Usually, when you need a QDRO it is because you have been awarded a portion of the retirement plan in which your spouse/former spouse is a Participant. Occasionally the participant initiates the QDRO, but nine times out of ten, it’s the alternate payee marching in to claim their share.
A QDRO is a Qualified Domestic Relations Order. QDRO is pronounced Quad-row — it’s such a common term these days, I wouldn’t be surprised if you find it in Webster’s.
The purpose of a QDRO is to satisfy the IRS. so that a portion of a qualified retirement plan may be transferred from the participant to another person without triggering a nasty tax consequence.

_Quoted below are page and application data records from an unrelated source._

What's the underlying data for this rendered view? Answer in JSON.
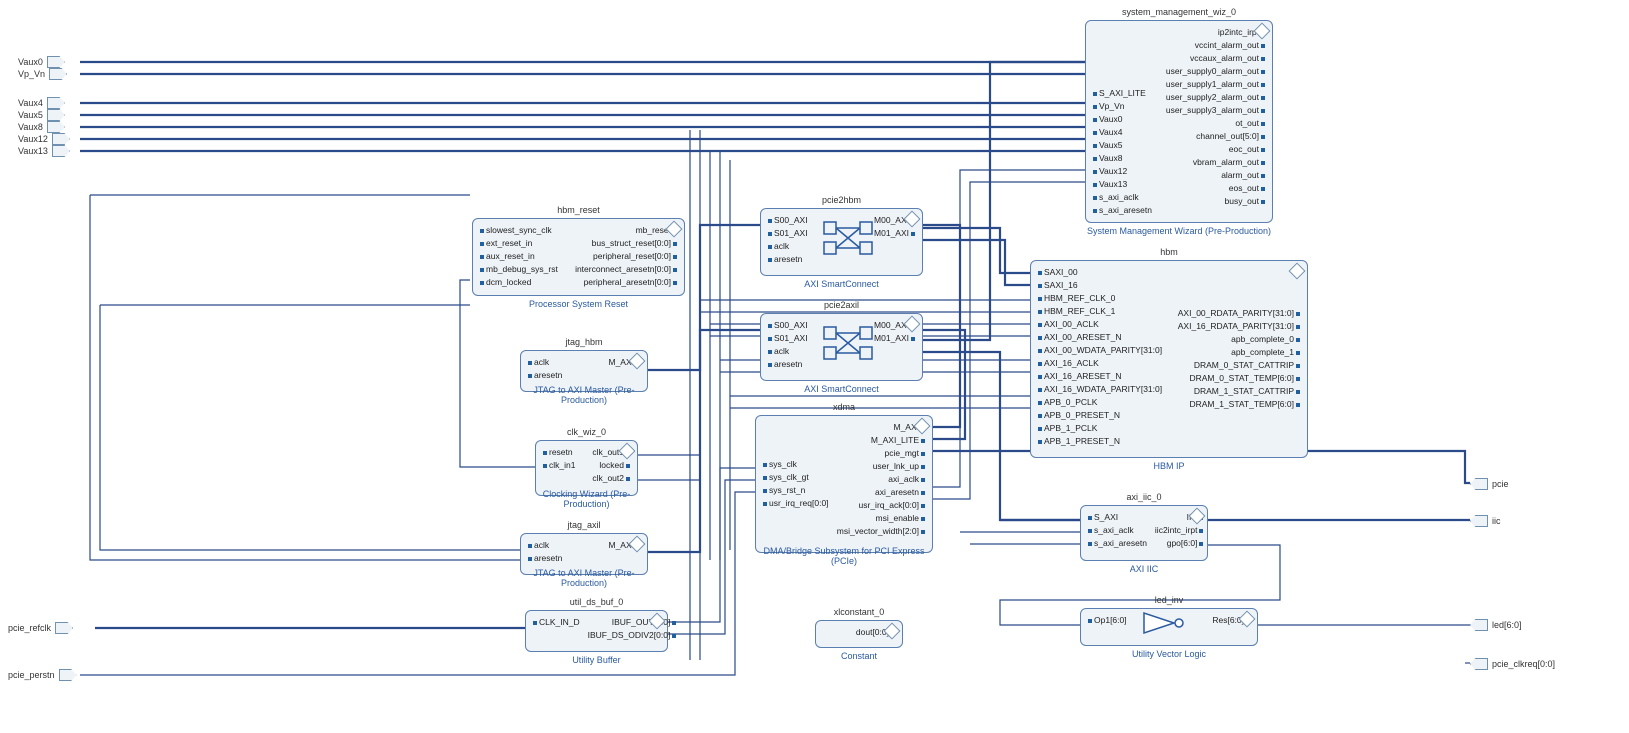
{
  "external_ports_left": {
    "vaux0": "Vaux0",
    "vpvn": "Vp_Vn",
    "vaux4": "Vaux4",
    "vaux5": "Vaux5",
    "vaux8": "Vaux8",
    "vaux12": "Vaux12",
    "vaux13": "Vaux13",
    "pcie_refclk": "pcie_refclk",
    "pcie_perstn": "pcie_perstn"
  },
  "external_ports_right": {
    "pcie": "pcie",
    "iic": "iic",
    "led": "led[6:0]",
    "pcie_clkreq": "pcie_clkreq[0:0]"
  },
  "blocks": {
    "hbm_reset": {
      "title": "hbm_reset",
      "subtitle": "Processor System Reset",
      "left": [
        "slowest_sync_clk",
        "ext_reset_in",
        "aux_reset_in",
        "mb_debug_sys_rst",
        "dcm_locked"
      ],
      "right": [
        "mb_reset",
        "bus_struct_reset[0:0]",
        "peripheral_reset[0:0]",
        "interconnect_aresetn[0:0]",
        "peripheral_aresetn[0:0]"
      ]
    },
    "jtag_hbm": {
      "title": "jtag_hbm",
      "subtitle": "JTAG to AXI Master (Pre-Production)",
      "left": [
        "aclk",
        "aresetn"
      ],
      "right": [
        "M_AXI"
      ]
    },
    "clk_wiz": {
      "title": "clk_wiz_0",
      "subtitle": "Clocking Wizard (Pre-Production)",
      "left": [
        "resetn",
        "clk_in1"
      ],
      "right": [
        "clk_out1",
        "locked",
        "clk_out2"
      ]
    },
    "jtag_axil": {
      "title": "jtag_axil",
      "subtitle": "JTAG to AXI Master (Pre-Production)",
      "left": [
        "aclk",
        "aresetn"
      ],
      "right": [
        "M_AXI"
      ]
    },
    "util_ds_buf": {
      "title": "util_ds_buf_0",
      "subtitle": "Utility Buffer",
      "left": [
        "CLK_IN_D"
      ],
      "right": [
        "IBUF_OUT[0:0]",
        "IBUF_DS_ODIV2[0:0]"
      ]
    },
    "pcie2hbm": {
      "title": "pcie2hbm",
      "subtitle": "AXI SmartConnect",
      "left": [
        "S00_AXI",
        "S01_AXI",
        "aclk",
        "aresetn"
      ],
      "right": [
        "M00_AXI",
        "M01_AXI"
      ]
    },
    "pcie2axil": {
      "title": "pcie2axil",
      "subtitle": "AXI SmartConnect",
      "left": [
        "S00_AXI",
        "S01_AXI",
        "aclk",
        "aresetn"
      ],
      "right": [
        "M00_AXI",
        "M01_AXI"
      ]
    },
    "xdma": {
      "title": "xdma",
      "subtitle": "DMA/Bridge Subsystem for PCI Express (PCIe)",
      "left": [
        "sys_clk",
        "sys_clk_gt",
        "sys_rst_n",
        "usr_irq_req[0:0]"
      ],
      "right": [
        "M_AXI",
        "M_AXI_LITE",
        "pcie_mgt",
        "user_lnk_up",
        "axi_aclk",
        "axi_aresetn",
        "usr_irq_ack[0:0]",
        "msi_enable",
        "msi_vector_width[2:0]"
      ]
    },
    "sysmgmt": {
      "title": "system_management_wiz_0",
      "subtitle": "System Management Wizard (Pre-Production)",
      "left": [
        "S_AXI_LITE",
        "Vp_Vn",
        "Vaux0",
        "Vaux4",
        "Vaux5",
        "Vaux8",
        "Vaux12",
        "Vaux13",
        "s_axi_aclk",
        "s_axi_aresetn"
      ],
      "right": [
        "ip2intc_irpt",
        "vccint_alarm_out",
        "vccaux_alarm_out",
        "user_supply0_alarm_out",
        "user_supply1_alarm_out",
        "user_supply2_alarm_out",
        "user_supply3_alarm_out",
        "ot_out",
        "channel_out[5:0]",
        "eoc_out",
        "vbram_alarm_out",
        "alarm_out",
        "eos_out",
        "busy_out"
      ]
    },
    "hbm": {
      "title": "hbm",
      "subtitle": "HBM IP",
      "left": [
        "SAXI_00",
        "SAXI_16",
        "HBM_REF_CLK_0",
        "HBM_REF_CLK_1",
        "AXI_00_ACLK",
        "AXI_00_ARESET_N",
        "AXI_00_WDATA_PARITY[31:0]",
        "AXI_16_ACLK",
        "AXI_16_ARESET_N",
        "AXI_16_WDATA_PARITY[31:0]",
        "APB_0_PCLK",
        "APB_0_PRESET_N",
        "APB_1_PCLK",
        "APB_1_PRESET_N"
      ],
      "right": [
        "AXI_00_RDATA_PARITY[31:0]",
        "AXI_16_RDATA_PARITY[31:0]",
        "apb_complete_0",
        "apb_complete_1",
        "DRAM_0_STAT_CATTRIP",
        "DRAM_0_STAT_TEMP[6:0]",
        "DRAM_1_STAT_CATTRIP",
        "DRAM_1_STAT_TEMP[6:0]"
      ]
    },
    "axi_iic": {
      "title": "axi_iic_0",
      "subtitle": "AXI IIC",
      "left": [
        "S_AXI",
        "s_axi_aclk",
        "s_axi_aresetn"
      ],
      "right": [
        "IIC",
        "iic2intc_irpt",
        "gpo[6:0]"
      ]
    },
    "led_inv": {
      "title": "led_inv",
      "subtitle": "Utility Vector Logic",
      "left": [
        "Op1[6:0]"
      ],
      "right": [
        "Res[6:0]"
      ]
    },
    "xlconstant": {
      "title": "xlconstant_0",
      "subtitle": "Constant",
      "right": [
        "dout[0:0]"
      ]
    }
  }
}
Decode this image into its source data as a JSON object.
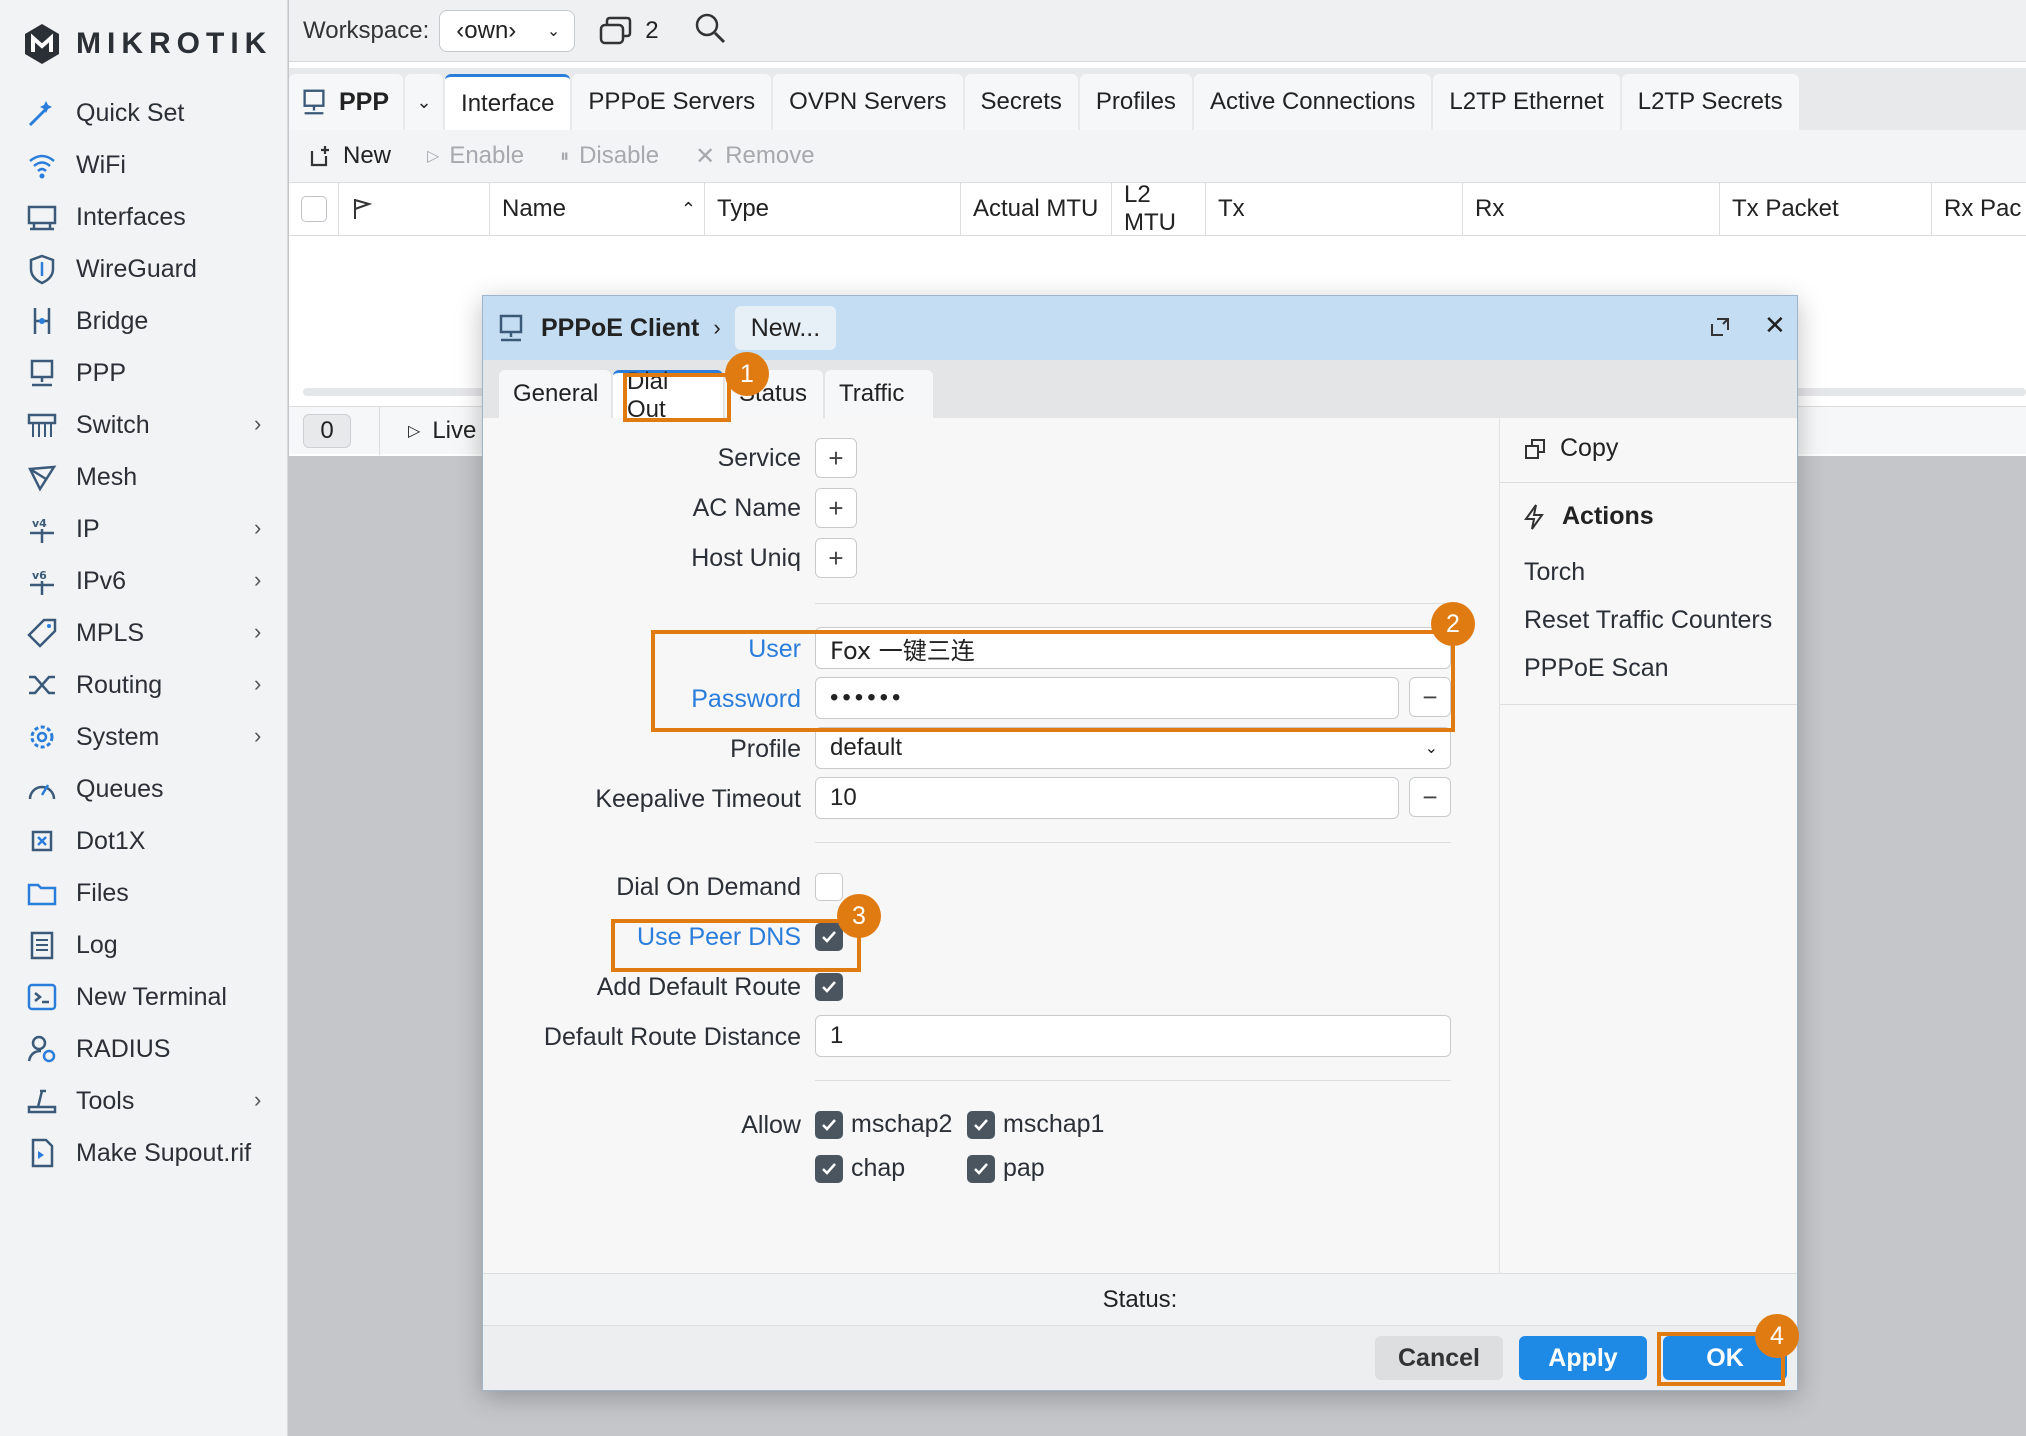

QDROs are usually used to divide retirement plans, both defined benefit plans (pensions) and defined contribution plans (often 401k plans). QDROs may also be used to pay child or spousal support arrearages — in other words, a QDRO may serve as an order to pay back support directly from the retirement account. It’s a great way to collect if the nonpaying party has a retirement account.